(Source records)
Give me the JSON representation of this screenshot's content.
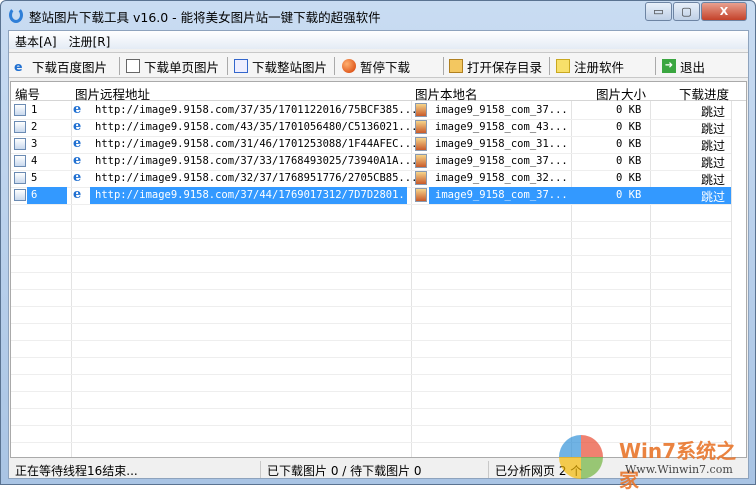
{
  "window": {
    "title": "整站图片下载工具 v16.0 - 能将美女图片站一键下载的超强软件",
    "minimize": "▭",
    "maximize": "▢",
    "close": "X"
  },
  "menu": [
    "基本[A]",
    "注册[R]"
  ],
  "toolbar": [
    {
      "label": "下载百度图片",
      "icon": "ie-page-icon"
    },
    {
      "label": "下载单页图片",
      "icon": "document-icon"
    },
    {
      "label": "下载整站图片",
      "icon": "site-document-icon"
    },
    {
      "label": "暂停下载",
      "icon": "red-circle-icon"
    },
    {
      "label": "打开保存目录",
      "icon": "folder-open-icon"
    },
    {
      "label": "注册软件",
      "icon": "note-icon"
    },
    {
      "label": "退出",
      "icon": "exit-arrow-icon"
    }
  ],
  "columns": [
    "编号",
    "图片远程地址",
    "图片本地名",
    "图片大小",
    "下载进度"
  ],
  "rows": [
    {
      "id": "1",
      "url": "http://image9.9158.com/37/35/1701122016/75BCF385...",
      "name": "image9_9158_com_37...",
      "size": "0 KB",
      "progress": "跳过"
    },
    {
      "id": "2",
      "url": "http://image9.9158.com/43/35/1701056480/C5136021...",
      "name": "image9_9158_com_43...",
      "size": "0 KB",
      "progress": "跳过"
    },
    {
      "id": "3",
      "url": "http://image9.9158.com/31/46/1701253088/1F44AFEC...",
      "name": "image9_9158_com_31...",
      "size": "0 KB",
      "progress": "跳过"
    },
    {
      "id": "4",
      "url": "http://image9.9158.com/37/33/1768493025/73940A1A...",
      "name": "image9_9158_com_37...",
      "size": "0 KB",
      "progress": "跳过"
    },
    {
      "id": "5",
      "url": "http://image9.9158.com/32/37/1768951776/2705CB85...",
      "name": "image9_9158_com_32...",
      "size": "0 KB",
      "progress": "跳过"
    },
    {
      "id": "6",
      "url": "http://image9.9158.com/37/44/1769017312/7D7D2801...",
      "name": "image9_9158_com_37...",
      "size": "0 KB",
      "progress": "跳过",
      "selected": true
    }
  ],
  "status": {
    "thread": "正在等待线程16结束...",
    "counts": "已下载图片 0 / 待下载图片 0",
    "pages": "已分析网页 2 个"
  },
  "watermark": {
    "brand": "Win7系统之家",
    "url": "Www.Winwin7.com"
  }
}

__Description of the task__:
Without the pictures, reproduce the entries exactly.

__Task result__:
Give me the JSON representation of this screenshot's content.
{
  "window": {
    "title": "整站图片下载工具 v16.0 - 能将美女图片站一键下载的超强软件",
    "minimize": "▭",
    "maximize": "▢",
    "close": "X"
  },
  "menu": [
    "基本[A]",
    "注册[R]"
  ],
  "toolbar": [
    {
      "label": "下载百度图片",
      "icon": "ie-page-icon"
    },
    {
      "label": "下载单页图片",
      "icon": "document-icon"
    },
    {
      "label": "下载整站图片",
      "icon": "site-document-icon"
    },
    {
      "label": "暂停下载",
      "icon": "red-circle-icon"
    },
    {
      "label": "打开保存目录",
      "icon": "folder-open-icon"
    },
    {
      "label": "注册软件",
      "icon": "note-icon"
    },
    {
      "label": "退出",
      "icon": "exit-arrow-icon"
    }
  ],
  "columns": [
    "编号",
    "图片远程地址",
    "图片本地名",
    "图片大小",
    "下载进度"
  ],
  "rows": [
    {
      "id": "1",
      "url": "http://image9.9158.com/37/35/1701122016/75BCF385...",
      "name": "image9_9158_com_37...",
      "size": "0 KB",
      "progress": "跳过"
    },
    {
      "id": "2",
      "url": "http://image9.9158.com/43/35/1701056480/C5136021...",
      "name": "image9_9158_com_43...",
      "size": "0 KB",
      "progress": "跳过"
    },
    {
      "id": "3",
      "url": "http://image9.9158.com/31/46/1701253088/1F44AFEC...",
      "name": "image9_9158_com_31...",
      "size": "0 KB",
      "progress": "跳过"
    },
    {
      "id": "4",
      "url": "http://image9.9158.com/37/33/1768493025/73940A1A...",
      "name": "image9_9158_com_37...",
      "size": "0 KB",
      "progress": "跳过"
    },
    {
      "id": "5",
      "url": "http://image9.9158.com/32/37/1768951776/2705CB85...",
      "name": "image9_9158_com_32...",
      "size": "0 KB",
      "progress": "跳过"
    },
    {
      "id": "6",
      "url": "http://image9.9158.com/37/44/1769017312/7D7D2801...",
      "name": "image9_9158_com_37...",
      "size": "0 KB",
      "progress": "跳过",
      "selected": true
    }
  ],
  "status": {
    "thread": "正在等待线程16结束...",
    "counts": "已下载图片 0 / 待下载图片 0",
    "pages": "已分析网页 2 个"
  },
  "watermark": {
    "brand": "Win7系统之家",
    "url": "Www.Winwin7.com"
  }
}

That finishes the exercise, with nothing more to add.